NASA’s tips for best Perseid meteor shower viewing
Across Idaho and the nation, people are gearing up for a celestial event of epic proportions: the Aug. 21 solar eclipse.
But this weekend, you can turn your eyes skyward and enjoy another outer space spectacle. The yearly Perseid meteor shower is at its peak on Saturday night and early Sunday morning, and viewing conditions in Boise will likely let you take in the show.
Bill Wojcik, a meteorologist for the National Weather Service in Boise, said Treasure Valley residents should have a good view of the meteor shower, though clouds could interfere.
“It’s not going to be a clear night by any means,” said Wojcik, who anticipated a partly cloudy forecast.
But the heavy haze of wildfire smoke that the Valley has endured in recent days won’t be a problem, Wojcik said. His advice for best possible viewing? Get out of the city. Light pollution can make it more difficult to see the shower.
Of course, there’s one light that can’t be dimmed. The moon’s glow will be especially bright this year. If you’re able to catch sight of the Perseids before moonrise around 11:30 p.m., you could see as many as 80 shooting stars per hour. After the moon is up, that number drops to about 20 to 30 meteors an hour.

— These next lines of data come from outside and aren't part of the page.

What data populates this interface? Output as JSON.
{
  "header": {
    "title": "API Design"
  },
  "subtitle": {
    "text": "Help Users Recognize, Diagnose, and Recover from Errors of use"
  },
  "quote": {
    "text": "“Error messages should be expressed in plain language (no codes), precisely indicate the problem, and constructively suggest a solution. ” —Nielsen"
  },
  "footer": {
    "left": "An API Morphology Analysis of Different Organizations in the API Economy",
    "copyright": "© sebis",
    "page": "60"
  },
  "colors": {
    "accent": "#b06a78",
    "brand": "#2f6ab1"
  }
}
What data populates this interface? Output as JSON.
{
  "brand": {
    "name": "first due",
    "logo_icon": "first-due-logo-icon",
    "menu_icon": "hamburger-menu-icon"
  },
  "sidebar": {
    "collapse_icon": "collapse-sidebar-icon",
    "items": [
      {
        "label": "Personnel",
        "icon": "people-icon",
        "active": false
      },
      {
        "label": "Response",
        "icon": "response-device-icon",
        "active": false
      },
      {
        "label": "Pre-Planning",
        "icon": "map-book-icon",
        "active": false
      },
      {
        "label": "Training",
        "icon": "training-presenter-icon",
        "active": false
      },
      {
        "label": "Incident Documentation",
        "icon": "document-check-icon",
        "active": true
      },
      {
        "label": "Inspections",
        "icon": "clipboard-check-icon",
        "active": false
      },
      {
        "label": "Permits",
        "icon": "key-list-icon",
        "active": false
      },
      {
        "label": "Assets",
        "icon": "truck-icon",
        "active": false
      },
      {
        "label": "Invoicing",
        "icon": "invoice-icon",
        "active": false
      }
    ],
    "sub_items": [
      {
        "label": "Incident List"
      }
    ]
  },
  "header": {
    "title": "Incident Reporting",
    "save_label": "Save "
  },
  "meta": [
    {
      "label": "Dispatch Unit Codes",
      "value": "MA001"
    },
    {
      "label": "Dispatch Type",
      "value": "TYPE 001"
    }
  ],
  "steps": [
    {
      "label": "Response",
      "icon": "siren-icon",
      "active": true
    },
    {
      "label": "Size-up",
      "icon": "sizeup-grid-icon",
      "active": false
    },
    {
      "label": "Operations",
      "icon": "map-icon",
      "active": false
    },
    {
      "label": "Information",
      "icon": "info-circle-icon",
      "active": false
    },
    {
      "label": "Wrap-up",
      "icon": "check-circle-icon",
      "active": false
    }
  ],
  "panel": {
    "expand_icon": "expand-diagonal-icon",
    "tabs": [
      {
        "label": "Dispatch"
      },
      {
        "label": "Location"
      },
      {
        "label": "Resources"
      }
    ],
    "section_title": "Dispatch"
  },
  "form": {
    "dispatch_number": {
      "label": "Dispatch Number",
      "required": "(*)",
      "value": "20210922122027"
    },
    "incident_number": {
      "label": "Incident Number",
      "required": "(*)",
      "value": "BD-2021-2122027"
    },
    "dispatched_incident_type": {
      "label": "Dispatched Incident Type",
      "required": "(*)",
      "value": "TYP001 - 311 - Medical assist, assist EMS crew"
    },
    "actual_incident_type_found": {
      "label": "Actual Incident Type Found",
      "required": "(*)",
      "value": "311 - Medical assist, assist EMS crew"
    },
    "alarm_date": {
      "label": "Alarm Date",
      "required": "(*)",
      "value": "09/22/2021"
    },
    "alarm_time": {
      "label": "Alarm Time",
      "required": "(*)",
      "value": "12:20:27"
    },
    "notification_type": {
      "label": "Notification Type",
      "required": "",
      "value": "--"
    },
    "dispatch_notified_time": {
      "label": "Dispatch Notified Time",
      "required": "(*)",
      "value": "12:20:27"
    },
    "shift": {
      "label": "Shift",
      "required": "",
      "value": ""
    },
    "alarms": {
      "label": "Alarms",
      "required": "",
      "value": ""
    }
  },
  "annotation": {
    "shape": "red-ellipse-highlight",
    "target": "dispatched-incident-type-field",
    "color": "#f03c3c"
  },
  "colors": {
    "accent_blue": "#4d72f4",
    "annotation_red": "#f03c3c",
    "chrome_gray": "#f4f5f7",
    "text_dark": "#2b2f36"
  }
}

While Saturday night is prime viewing time for the Perseid meteor shower, there’s still time to catch it another night — according to National Geographic, the annual event is thanks to the Earth’s entrance into a trail of debris left behind by the Swift-Tuttle comet. Our planet doesn’t fully leave that debris field until August 26.